'Social Security' opens tonight

COMEDY LOOKS AT MODERN FAMILY LIFE

October 15, 1993|By Lisa Respers | Lisa Respers,Contributing Writer

The Carroll Players will open the fall dinner theater production, "Social Security," tonight at Frock's Sunnybrook Farm.

The play, set in New York City, focuses on David and Barbara Kahn, an upscale couple forced by Barbara's sister Trudy and her husband, Martin, to take in Sophie, the family matriarch.

Written by Andrew Bergman, who has worked on many movies, including "Blazing Saddles," "Oh God, You Devil" and "Fletch," the play offers a humorous look at the dynamics of a modern family.

"It's the epitome of a good script when it touches you as well as makes you laugh," said Kathy Schnorr, who plays an uptight Trudy.

The production has three drama teachers in its cast: Ms. Schnorr, of Liberty High School; Roberta Rooney, who plays Barbara Kahn, of North Carroll High; and M.L. Grout, who plays the eccentric mother Sophie, of Westminster High.

The three women realistically portray a mother and two daughters whose personalities conflict so much that they can't help but be at odds.

"Considering the group is all-volunteer, I think it speaks well of them," said Jack Gore, who plays Barbara's husband, art dealer David Kahn.

Mr. Gore has been a member of the Carroll Players since 1989.

"I get a lot of the juicy lines and snappy retorts," he said. "Which I think is like me, I'm a smart-aleck by nature."

In one scene, Mr. Gore, as David, answers sister-in-law Trudy's concerns about the expense of the cheese hors d'oeuvres.

"We buy it on time," he says. "Just a small amount down and a few monthly payments, and at the end of the year the cheese is ours."

He also gets to lust after Trudy and Martin's college-age daughter, who has decided that she lives for sex.

"Yes, I speak highly of her," Mr. Gore said with a chuckle.

Roger Buchanan, who plays the frazzled Martin, also has starred in the Neil Simon play "Rumors." In addition to acting, he works with disturbed youth at Sheppard Pratt.

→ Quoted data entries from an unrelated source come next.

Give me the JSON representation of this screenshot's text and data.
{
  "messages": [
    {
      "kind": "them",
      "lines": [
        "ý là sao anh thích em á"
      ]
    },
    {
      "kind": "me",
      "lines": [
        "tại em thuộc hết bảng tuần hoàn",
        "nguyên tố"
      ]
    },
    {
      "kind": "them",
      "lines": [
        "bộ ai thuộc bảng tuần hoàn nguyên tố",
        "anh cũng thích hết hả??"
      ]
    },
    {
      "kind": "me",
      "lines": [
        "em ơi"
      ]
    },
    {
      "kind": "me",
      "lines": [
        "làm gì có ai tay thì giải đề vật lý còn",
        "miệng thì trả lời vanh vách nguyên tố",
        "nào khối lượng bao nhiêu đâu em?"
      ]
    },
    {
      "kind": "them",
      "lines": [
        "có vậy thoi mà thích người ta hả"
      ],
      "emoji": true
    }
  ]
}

Acting in "Social Security" is fun for him.

"My daughter has become a trollop," he said. "She's living with two men and having sex . . . with both. It's heart attack time."

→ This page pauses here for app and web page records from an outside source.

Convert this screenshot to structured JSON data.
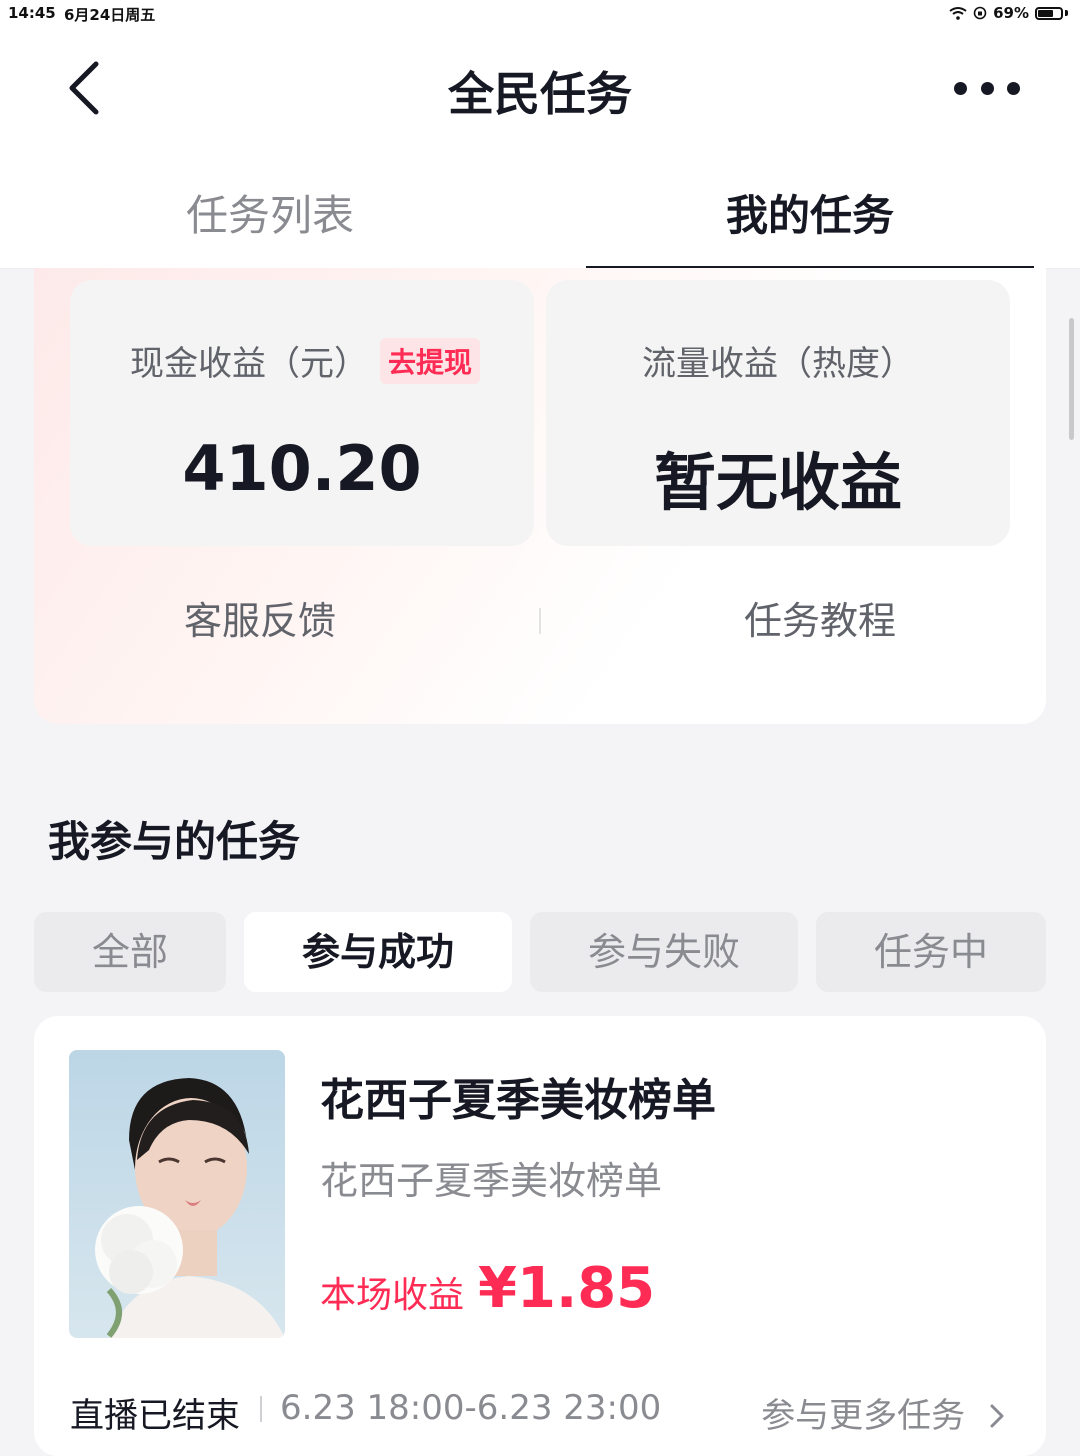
{
  "status_bar": {
    "time": "14:45",
    "date": "6月24日周五",
    "battery": "69%",
    "battery_level": 0.69
  },
  "nav": {
    "title": "全民任务"
  },
  "tabs": [
    {
      "label": "任务列表"
    },
    {
      "label": "我的任务"
    }
  ],
  "earnings": {
    "cash_label": "现金收益（元）",
    "withdraw_label": "去提现",
    "cash_value": "410.20",
    "traffic_label": "流量收益（热度）",
    "traffic_value": "暂无收益",
    "service_link": "客服反馈",
    "tutorial_link": "任务教程"
  },
  "section": {
    "title": "我参与的任务"
  },
  "filters": [
    {
      "label": "全部"
    },
    {
      "label": "参与成功",
      "selected": true
    },
    {
      "label": "参与失败"
    },
    {
      "label": "任务中"
    }
  ],
  "task": {
    "title": "花西子夏季美妆榜单",
    "subtitle": "花西子夏季美妆榜单",
    "earn_label": "本场收益",
    "earn_value": "¥1.85",
    "status": "直播已结束",
    "time_range": "6.23 18:00-6.23 23:00",
    "more_link": "参与更多任务"
  },
  "colors": {
    "accent": "#fe2c55",
    "text": "#161823",
    "muted": "#8a8b91"
  },
  "icons": {
    "back": "chevron-left-icon",
    "more": "more-dots-icon",
    "wifi": "wifi-icon",
    "chevron": "chevron-right-icon"
  }
}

The play is funny, rather than explicit, and the company believes that everyone will find something enjoyable in it.

"It's fast-paced," said Ms. Rooney. "There are no two characters alike."

There also is a love story. The mature Sophie meets and falls in love with a visiting elderly artist, Maurice Koenig, played by Ivan Sherman.

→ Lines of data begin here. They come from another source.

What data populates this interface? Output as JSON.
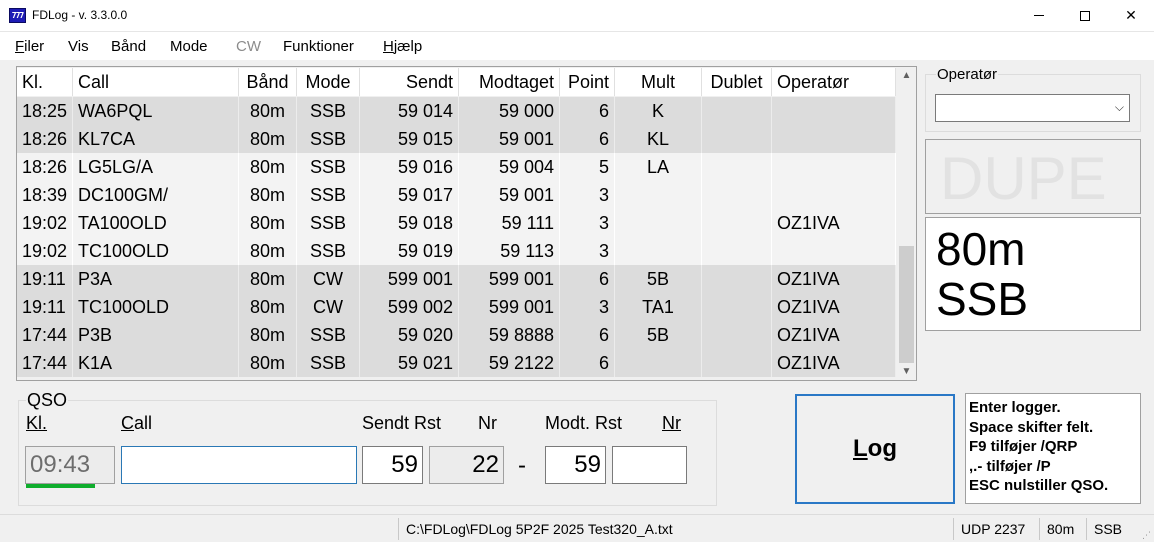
{
  "window": {
    "title": "FDLog - v. 3.3.0.0",
    "icon_text": "777",
    "minimize_icon": "minimize-icon",
    "maximize_icon": "maximize-icon",
    "close_icon": "close-icon"
  },
  "menu": [
    {
      "label": "Filer",
      "underline": "F",
      "rest": "iler",
      "enabled": true
    },
    {
      "label": "Vis",
      "underline": "",
      "rest": "Vis",
      "enabled": true
    },
    {
      "label": "Bånd",
      "underline": "",
      "rest": "Bånd",
      "enabled": true
    },
    {
      "label": "Mode",
      "underline": "",
      "rest": "Mode",
      "enabled": true
    },
    {
      "label": "CW",
      "underline": "",
      "rest": "CW",
      "enabled": false
    },
    {
      "label": "Funktioner",
      "underline": "",
      "rest": "Funktioner",
      "enabled": true
    },
    {
      "label": "Hjælp",
      "underline": "H",
      "rest": "jælp",
      "enabled": true
    }
  ],
  "log": {
    "columns": [
      "Kl.",
      "Call",
      "Bånd",
      "Mode",
      "Sendt",
      "Modtaget",
      "Point",
      "Mult",
      "Dublet",
      "Operatør"
    ],
    "rows": [
      {
        "kl": "18:25",
        "call": "WA6PQL",
        "band": "80m",
        "mode": "SSB",
        "sendt": "59 014",
        "modt": "59 000",
        "point": "6",
        "mult": "K",
        "dub": "",
        "op": "",
        "shade": "dark"
      },
      {
        "kl": "18:26",
        "call": "KL7CA",
        "band": "80m",
        "mode": "SSB",
        "sendt": "59 015",
        "modt": "59 001",
        "point": "6",
        "mult": "KL",
        "dub": "",
        "op": "",
        "shade": "dark"
      },
      {
        "kl": "18:26",
        "call": "LG5LG/A",
        "band": "80m",
        "mode": "SSB",
        "sendt": "59 016",
        "modt": "59 004",
        "point": "5",
        "mult": "LA",
        "dub": "",
        "op": "",
        "shade": "light"
      },
      {
        "kl": "18:39",
        "call": "DC100GM/",
        "band": "80m",
        "mode": "SSB",
        "sendt": "59 017",
        "modt": "59 001",
        "point": "3",
        "mult": "",
        "dub": "",
        "op": "",
        "shade": "light"
      },
      {
        "kl": "19:02",
        "call": "TA100OLD",
        "band": "80m",
        "mode": "SSB",
        "sendt": "59 018",
        "modt": "59 111",
        "point": "3",
        "mult": "",
        "dub": "",
        "op": "OZ1IVA",
        "shade": "light"
      },
      {
        "kl": "19:02",
        "call": "TC100OLD",
        "band": "80m",
        "mode": "SSB",
        "sendt": "59 019",
        "modt": "59 113",
        "point": "3",
        "mult": "",
        "dub": "",
        "op": "",
        "shade": "light"
      },
      {
        "kl": "19:11",
        "call": "P3A",
        "band": "80m",
        "mode": "CW",
        "sendt": "599 001",
        "modt": "599 001",
        "point": "6",
        "mult": "5B",
        "dub": "",
        "op": "OZ1IVA",
        "shade": "dark"
      },
      {
        "kl": "19:11",
        "call": "TC100OLD",
        "band": "80m",
        "mode": "CW",
        "sendt": "599 002",
        "modt": "599 001",
        "point": "3",
        "mult": "TA1",
        "dub": "",
        "op": "OZ1IVA",
        "shade": "dark"
      },
      {
        "kl": "17:44",
        "call": "P3B",
        "band": "80m",
        "mode": "SSB",
        "sendt": "59 020",
        "modt": "59 8888",
        "point": "6",
        "mult": "5B",
        "dub": "",
        "op": "OZ1IVA",
        "shade": "dark"
      },
      {
        "kl": "17:44",
        "call": "K1A",
        "band": "80m",
        "mode": "SSB",
        "sendt": "59 021",
        "modt": "59 2122",
        "point": "6",
        "mult": "",
        "dub": "",
        "op": "OZ1IVA",
        "shade": "dark"
      }
    ],
    "scroll": {
      "thumb_start_fraction": 0.58,
      "thumb_size_fraction": 0.42
    }
  },
  "operator": {
    "label": "Operatør",
    "selected": "",
    "dropdown_icon": "chevron-down-icon"
  },
  "dupe": {
    "text": "DUPE"
  },
  "current": {
    "band": "80m",
    "mode": "SSB"
  },
  "qso": {
    "title": "QSO",
    "labels": {
      "time": "Kl.",
      "call": "Call",
      "sent_rst": "Sendt Rst",
      "sent_nr": "Nr",
      "rcvd_rst": "Modt. Rst",
      "rcvd_nr": "Nr"
    },
    "time_value": "09:43",
    "call_value": "",
    "sent_rst_value": "59",
    "sent_nr_value": "22",
    "separator": "-",
    "rcvd_rst_value": "59",
    "rcvd_nr_value": ""
  },
  "log_button": {
    "label": "Log",
    "underline": "L",
    "rest": "og"
  },
  "help": {
    "lines": [
      "Enter logger.",
      "Space skifter felt.",
      "F9 tilføjer /QRP",
      ",.- tilføjer /P",
      "ESC nulstiller QSO."
    ]
  },
  "status": {
    "file": "C:\\FDLog\\FDLog 5P2F 2025 Test320_A.txt",
    "udp": "UDP 2237",
    "band": "80m",
    "mode": "SSB"
  },
  "colors": {
    "accent": "#2a78c6",
    "time_bar": "#0fad2d",
    "row_dark": "#dcdcdc",
    "row_light": "#f3f3f3"
  }
}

"He's 98 years old and he is full of life," said Mr. Sherman. "The play is extremely funny. It tells human truths."

Director Denae Chandler said she was looking for specifics when she cast the show.

"I was looking for chemistry between people," she said. "I was looking for ethnicity" because the characters in the play are Jewish.

"People come to find their own social security," said Mrs. Grout "Every character in the play undergoes a change.

"It's kind of a neat metamorphosis."

Social Security will play at Frock's Sunnybrook Farm in Westminster Oct. 15 tonight, tomorrow night, Oct. 22-23, and Oct. 28-30, plus a Sunday matinee Oct. 24. Cash bar begins at 5:45 p.m., dinner at 6:45 p.m. and the show at 8 p.m. The matinee begins with a cash bar at 1 p.m., dinner at 2 p.m. and the show at 3:15 p.m. The buffet meal includes fried shrimp, roast beef and turkey. Tickets are $17 for Oct. 24 and Oct. 28. All other tickets are $18. Information: 876-2220.

Baltimore Sun Articles
|
|
|
Please note the green-lined linked article text has been applied commercially without any involvement from our newsroom editors, reporters or any other editorial staff.